(App and web page records)

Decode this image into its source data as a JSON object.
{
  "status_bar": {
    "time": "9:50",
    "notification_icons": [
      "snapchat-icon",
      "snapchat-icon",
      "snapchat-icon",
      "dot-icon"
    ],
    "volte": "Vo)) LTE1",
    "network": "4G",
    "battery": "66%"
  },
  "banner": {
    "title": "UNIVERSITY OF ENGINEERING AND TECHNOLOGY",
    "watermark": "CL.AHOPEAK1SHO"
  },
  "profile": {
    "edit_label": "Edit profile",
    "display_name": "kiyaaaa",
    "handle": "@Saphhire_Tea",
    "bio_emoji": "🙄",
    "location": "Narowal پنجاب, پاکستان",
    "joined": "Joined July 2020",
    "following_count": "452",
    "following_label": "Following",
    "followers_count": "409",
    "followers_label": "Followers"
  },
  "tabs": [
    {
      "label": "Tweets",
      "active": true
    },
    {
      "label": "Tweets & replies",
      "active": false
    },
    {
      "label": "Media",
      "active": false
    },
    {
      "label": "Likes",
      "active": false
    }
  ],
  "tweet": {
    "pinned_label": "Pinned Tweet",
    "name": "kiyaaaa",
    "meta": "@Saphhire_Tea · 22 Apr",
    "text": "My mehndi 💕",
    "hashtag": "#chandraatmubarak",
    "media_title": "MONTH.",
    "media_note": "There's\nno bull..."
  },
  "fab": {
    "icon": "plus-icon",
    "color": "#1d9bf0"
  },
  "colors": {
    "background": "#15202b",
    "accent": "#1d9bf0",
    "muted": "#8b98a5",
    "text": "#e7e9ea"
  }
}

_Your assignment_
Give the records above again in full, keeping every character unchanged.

_Response to the exercise_
Decode this image into its source data as a JSON object.
{
  "status_bar": {
    "time": "9:50",
    "notification_icons": [
      "snapchat-icon",
      "snapchat-icon",
      "snapchat-icon",
      "dot-icon"
    ],
    "volte": "Vo)) LTE1",
    "network": "4G",
    "battery": "66%"
  },
  "banner": {
    "title": "UNIVERSITY OF ENGINEERING AND TECHNOLOGY",
    "watermark": "CL.AHOPEAK1SHO"
  },
  "profile": {
    "edit_label": "Edit profile",
    "display_name": "kiyaaaa",
    "handle": "@Saphhire_Tea",
    "bio_emoji": "🙄",
    "location": "Narowal پنجاب, پاکستان",
    "joined": "Joined July 2020",
    "following_count": "452",
    "following_label": "Following",
    "followers_count": "409",
    "followers_label": "Followers"
  },
  "tabs": [
    {
      "label": "Tweets",
      "active": true
    },
    {
      "label": "Tweets & replies",
      "active": false
    },
    {
      "label": "Media",
      "active": false
    },
    {
      "label": "Likes",
      "active": false
    }
  ],
  "tweet": {
    "pinned_label": "Pinned Tweet",
    "name": "kiyaaaa",
    "meta": "@Saphhire_Tea · 22 Apr",
    "text": "My mehndi 💕",
    "hashtag": "#chandraatmubarak",
    "media_title": "MONTH.",
    "media_note": "There's\nno bull..."
  },
  "fab": {
    "icon": "plus-icon",
    "color": "#1d9bf0"
  },
  "colors": {
    "background": "#15202b",
    "accent": "#1d9bf0",
    "muted": "#8b98a5",
    "text": "#e7e9ea"
  }
}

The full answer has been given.